the very people who had told him the ftory on fhore, and
pointed them out to me. I inquired about the affair, and
endeavoured to come at the truth by every method I could
think of. All I could get from them was, Cauney (no); and
they not only denied every fyllable of what they had faid on
fhore, but feemed wholly ignorant of the matter; fo that I
fcegan to think our people had mifunderftood them, and that
the ftory referred to fome of their own people and boats.
Friday 28.
On the 28th, frefh gales wefterly, and fair weather. We
rigged and fitted the top-mafts. Having gone on a fhooting-
party to Weft Bay, we went to the place where I left the hogs
and fowls; but fawnoveftigesof them,, nor of any body having been there fince. In our return, having' vifited the natives, we got fome fifh in exchange for trifles which we gave
them. As we were coming away, Mr. Forfter thought he
heard the fqueaking of a pig in the woods, clofe by their
habitations ; probably, they may have thofeT left with them
when laft here.   In the evening, we got on  board,   with
about a dozen and an half of wild-fowl, fhags, and fea-pies.

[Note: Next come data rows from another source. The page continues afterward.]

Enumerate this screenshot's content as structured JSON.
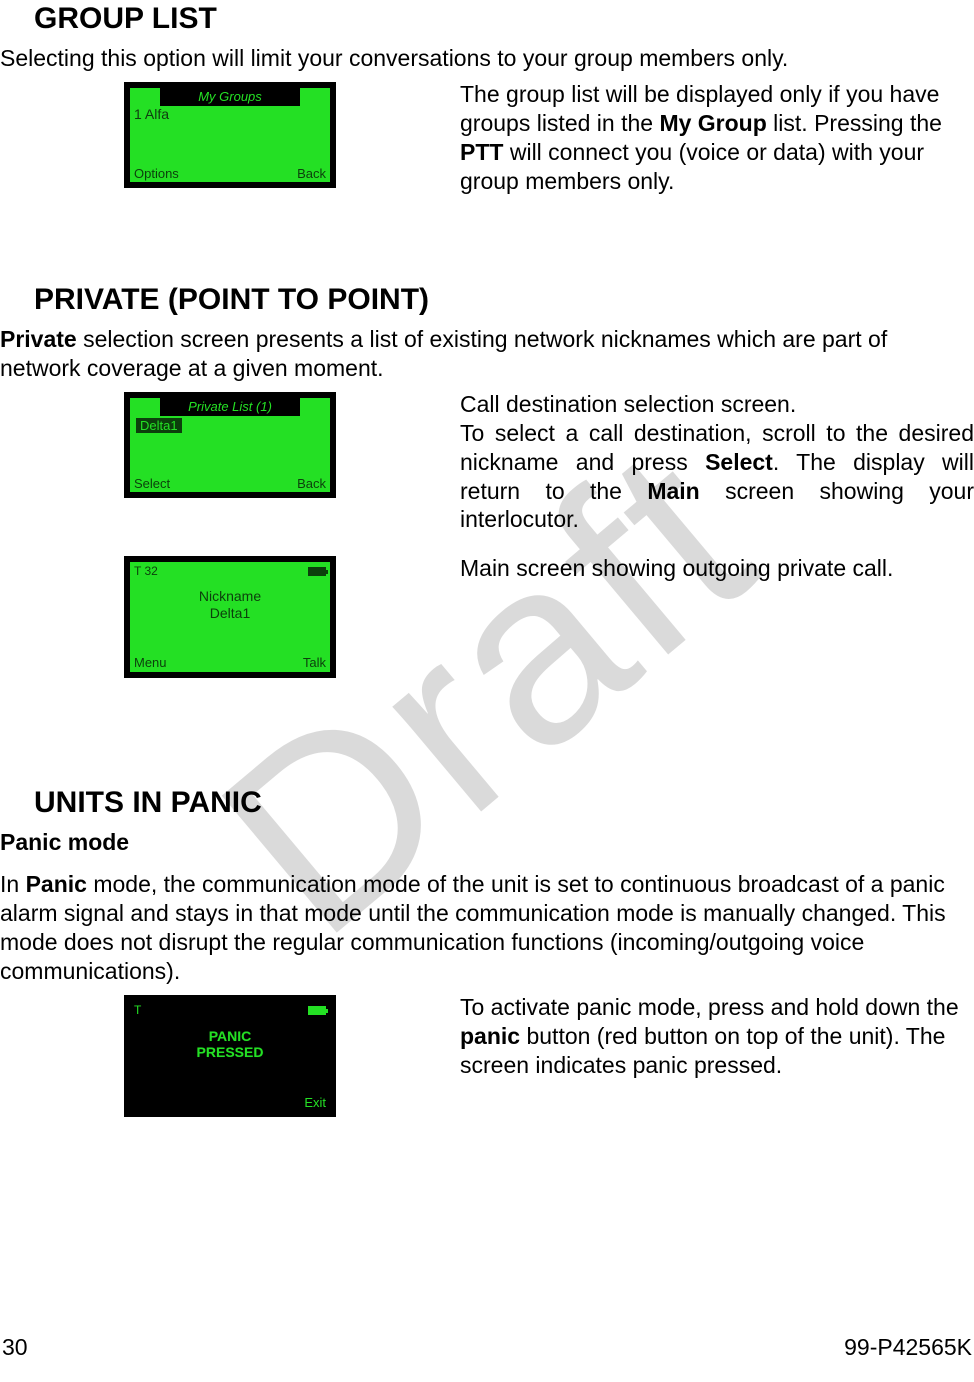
{
  "watermark": "Draft",
  "section1": {
    "heading": "GROUP LIST",
    "intro": "Selecting this option will limit your conversations to your group members only.",
    "screen": {
      "title": "My Groups",
      "item": "1 Alfa",
      "left": "Options",
      "right": "Back"
    },
    "para_a": "The group list will be displayed only if you have groups listed in the ",
    "bold_a": "My Group",
    "para_b": " list. Pressing the ",
    "bold_b": "PTT",
    "para_c": " will connect you (voice or data) with your group members only."
  },
  "section2": {
    "heading": "PRIVATE (POINT TO POINT)",
    "intro_bold": "Private",
    "intro_rest": " selection screen presents a list of existing network nicknames which are part of network coverage at a given moment.",
    "screen1": {
      "title": "Private List    (1)",
      "item": "Delta1",
      "left": "Select",
      "right": "Back"
    },
    "para1_a": "Call destination selection screen.",
    "para1_b": "To select a call destination, scroll to the desired nickname and press ",
    "para1_bold1": "Select",
    "para1_c": ". The display will return to the ",
    "para1_bold2": "Main",
    "para1_d": " screen showing your interlocutor.",
    "screen2": {
      "tl": "T    32",
      "line1": "Nickname",
      "line2": "Delta1",
      "left": "Menu",
      "right": "Talk"
    },
    "para2": "Main screen showing outgoing private call."
  },
  "section3": {
    "heading": "UNITS IN PANIC",
    "subhead": "Panic mode",
    "intro_a": "In ",
    "intro_bold": "Panic",
    "intro_b": " mode, the communication mode of the unit is set to continuous broadcast of a panic alarm signal and stays in that mode until the communication mode is manually changed. This mode does not disrupt the regular communication functions (incoming/outgoing voice communications).",
    "screen": {
      "tl": "T",
      "line1": "PANIC",
      "line2": "PRESSED",
      "right": "Exit"
    },
    "para_a": "To activate panic  mode, press and hold down the ",
    "para_bold": "panic",
    "para_b": " button (red button on top of the unit). The screen indicates panic pressed."
  },
  "footer": {
    "page": "30",
    "doc": "99-P42565K"
  }
}
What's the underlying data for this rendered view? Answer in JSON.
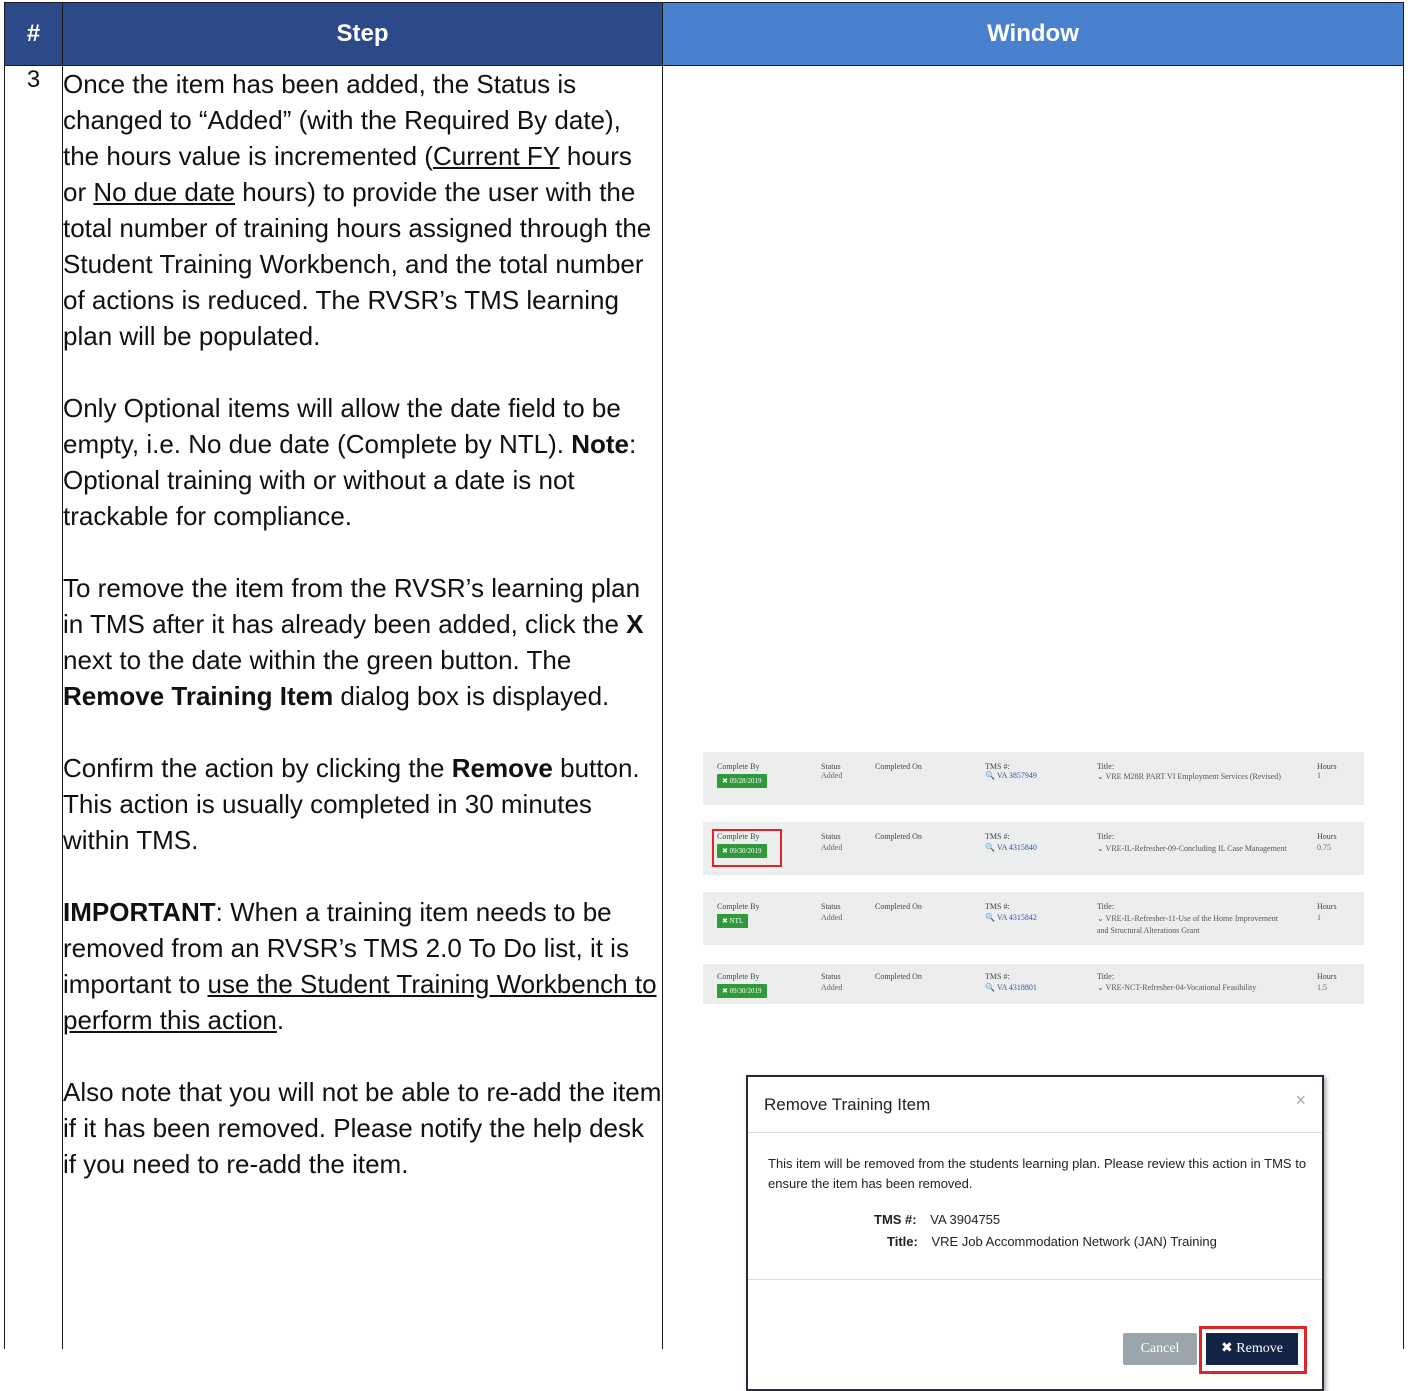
{
  "header": {
    "num": "#",
    "step": "Step",
    "window": "Window"
  },
  "row": {
    "num": "3",
    "p1": {
      "a": "Once the item has been added, the Status is changed to “Added” (with the Required By date), the hours value is incremented (",
      "u1": "Current FY",
      "b": " hours or ",
      "u2": "No due date",
      "c": " hours) to provide the user with the total number of training hours assigned through the Student Training Workbench, and the total number of actions is reduced. The RVSR’s TMS learning plan will be populated."
    },
    "p2": {
      "a": "Only Optional items will allow the date field to be empty, i.e. No due date (Complete by NTL).",
      "b_bold": "Note",
      "c": ": Optional training with or without a date is not trackable for compliance."
    },
    "p3": {
      "a": "To remove the item from the RVSR’s learning plan in TMS after it has already been added, click the ",
      "x": "X",
      "b": " next to the date within the green button. The ",
      "bold": "Remove Training Item",
      "c": " dialog box is displayed."
    },
    "p4": {
      "a": "Confirm the action by clicking the ",
      "bold": "Remove",
      "b": " button. This action is usually completed in 30 minutes within TMS."
    },
    "p5": {
      "bold": "IMPORTANT",
      "a": ":  When a training item needs to be removed from an RVSR’s TMS 2.0 To Do list, it is important to ",
      "u": "use the Student Training Workbench to perform this action",
      "b": "."
    },
    "p6": "Also note that you will not be able to re-add the item if it has been removed. Please notify the help desk if you need to re-add the item."
  },
  "list": {
    "labels": {
      "complete_by": "Complete By",
      "status": "Status",
      "completed_on": "Completed On",
      "tms": "TMS #:",
      "title": "Title:",
      "hours": "Hours"
    },
    "items": [
      {
        "chip": "✖ 09/28/2019",
        "status": "Added",
        "tms": "🔍 VA 3857949",
        "title": "⌄ VRE M28R PART VI Employment Services (Revised)",
        "hours": "1"
      },
      {
        "chip": "✖ 09/30/2019",
        "status": "Added",
        "tms": "🔍 VA 4315840",
        "title": "⌄ VRE-IL-Refresher-09-Concluding IL Case Management",
        "hours": "0.75"
      },
      {
        "chip": "✖ NTL",
        "status": "Added",
        "tms": "🔍 VA 4315842",
        "title": "⌄ VRE-IL-Refresher-11-Use of the Home Improvement and Structural Alterations Grant",
        "hours": "1"
      },
      {
        "chip": "✖ 09/30/2019",
        "status": "Added",
        "tms": "🔍 VA 4318801",
        "title": "⌄ VRE-NCT-Refresher-04-Vocational Feasibility",
        "hours": "1.5"
      }
    ]
  },
  "dialog": {
    "title": "Remove Training Item",
    "close": "×",
    "message": "This item will be removed from the students learning plan. Please review this action in TMS to ensure the item has been removed.",
    "tms_label": "TMS #:",
    "tms_value": "VA 3904755",
    "title_label": "Title:",
    "title_value": "VRE Job Accommodation Network (JAN) Training",
    "cancel": "Cancel",
    "remove": "✖ Remove"
  }
}
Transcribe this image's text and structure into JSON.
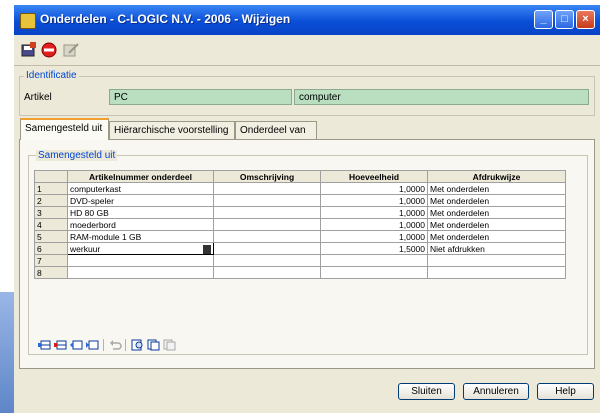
{
  "window": {
    "title": "Onderdelen - C-LOGIC N.V. - 2006 - Wijzigen",
    "controls": {
      "minimize": "_",
      "maximize": "□",
      "close": "×"
    }
  },
  "toolbar": {
    "icons": [
      "save-icon",
      "stop-icon",
      "edit-icon"
    ]
  },
  "identificatie": {
    "legend": "Identificatie",
    "artikel_label": "Artikel",
    "artikel_code": "PC",
    "artikel_omschrijving": "computer"
  },
  "tabs": [
    {
      "label": "Samengesteld uit",
      "active": true
    },
    {
      "label": "Hiërarchische voorstelling",
      "active": false
    },
    {
      "label": "Onderdeel van",
      "active": false
    }
  ],
  "samengesteld": {
    "legend": "Samengesteld uit",
    "columns": [
      "Artikelnummer onderdeel",
      "Omschrijving",
      "Hoeveelheid",
      "Afdrukwijze"
    ],
    "rows": [
      {
        "n": "1",
        "artikel": "computerkast",
        "omschrijving": "",
        "hoeveelheid": "1,0000",
        "afdrukwijze": "Met onderdelen"
      },
      {
        "n": "2",
        "artikel": "DVD-speler",
        "omschrijving": "",
        "hoeveelheid": "1,0000",
        "afdrukwijze": "Met onderdelen"
      },
      {
        "n": "3",
        "artikel": "HD 80 GB",
        "omschrijving": "",
        "hoeveelheid": "1,0000",
        "afdrukwijze": "Met onderdelen"
      },
      {
        "n": "4",
        "artikel": "moederbord",
        "omschrijving": "",
        "hoeveelheid": "1,0000",
        "afdrukwijze": "Met onderdelen"
      },
      {
        "n": "5",
        "artikel": "RAM-module 1 GB",
        "omschrijving": "",
        "hoeveelheid": "1,0000",
        "afdrukwijze": "Met onderdelen"
      },
      {
        "n": "6",
        "artikel": "werkuur",
        "omschrijving": "",
        "hoeveelheid": "1,5000",
        "afdrukwijze": "Niet afdrukken"
      },
      {
        "n": "7",
        "artikel": "",
        "omschrijving": "",
        "hoeveelheid": "",
        "afdrukwijze": ""
      },
      {
        "n": "8",
        "artikel": "",
        "omschrijving": "",
        "hoeveelheid": "",
        "afdrukwijze": ""
      }
    ],
    "grid_icons": [
      "insert-row-icon",
      "delete-row-icon",
      "move-up-icon",
      "move-down-icon",
      "undo-icon",
      "find-icon",
      "copy-icon",
      "paste-icon"
    ]
  },
  "buttons": {
    "sluiten": "Sluiten",
    "annuleren": "Annuleren",
    "help": "Help"
  },
  "colors": {
    "field_bg": "#b9dfc0",
    "titlebar": "#0a4fd8",
    "legend": "#0046d5"
  }
}
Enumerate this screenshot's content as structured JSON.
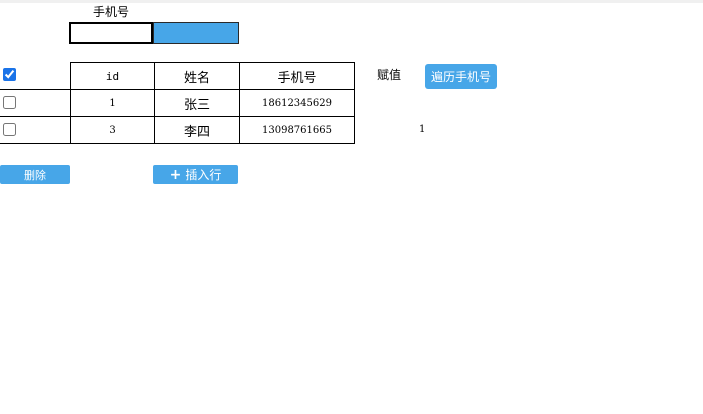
{
  "form": {
    "phone_label": "手机号",
    "phone_value": "",
    "button_label": ""
  },
  "table": {
    "select_all_checked": true,
    "headers": [
      "id",
      "姓名",
      "手机号"
    ],
    "rows": [
      {
        "checked": false,
        "id": "1",
        "name": "张三",
        "phone": "18612345629"
      },
      {
        "checked": false,
        "id": "3",
        "name": "李四",
        "phone": "13098761665"
      }
    ]
  },
  "side": {
    "assign_label": "赋值",
    "traverse_button": "遍历手机号",
    "assign_value": "1"
  },
  "actions": {
    "delete_button": "删除",
    "insert_button": "插入行",
    "insert_icon": "plus-icon"
  },
  "colors": {
    "accent": "#47a6e8",
    "checkbox_checked": "#1a73e8"
  }
}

The fportfmen who had been out in the woods near the fhip,
were mote fuccefsful among the fmall birds.
On the 29th and 30th, nothing remarkable happened, except that in the evening of the latter all the natives left us.
Friday 28.
Saturday to,
Sunday 30.
The 31ft being a fine pleafant day, our botanifts went over Monday 31.
to Long Ifland, where one of the party faw a large black boar.
As it was defcribed to me, I thought it might be one of thofe
which Captain Furneaux left behind, and had been brought
over to this ifle by thofe who had it in keeping. Since they
did not deftroy thofe hogs when firft in their poffeflion, we
cannot fuppofe they will do it now; fo that there is little
fear but that this country will, in time, be flocked with thefe
animals, both in a wild and domeftic flate.
Tuefday i.
el. 2.'
Neift day, we were vifited by a number of ftrangers, who
came from up the Sound, and brought with them but little
£ih. Their chief commodity was green ftone or talk, an
article which never came to a bad market; and fome of the
larg&ft pieces of it I had ever feen, were got this day.
On the 2d, I went over to the eaft fide of the Sound, and,
without meeting any thing remarkable, returned on board
in the evening, when I learnt that the fame people who vifited us the preceding 4day, had been on board moft of this,
with their ufual article of trade.
On the 3d, Mr. Pickerfgill met with fome of the natives, Thurfday 3,
who related to him the ftory of a fhip being loft, and the
people being killed; but added, with great earneflnefs, it
was not done by them.
X 2 Oa
A 156
a 774-
No /ember.
Friday 4.
On the 4th, fine pleafant weather. Moft of the natives
now retired up the Sound. Indeed, I had taken every gentle
method to oblige them to be gone ; for fince thefenew-comers
had been with us, our old friends had difappeared, and we
had been without fifh. Having gone over to Long Ifland,
to look for the hog which had been feen there, I found it to
be one of the fows left by Captain Furneaux; the fame that
was in the poffeflion of the natives when we were laft here.
From a fuppofition of its being a boar, I had carried over a
fow to leave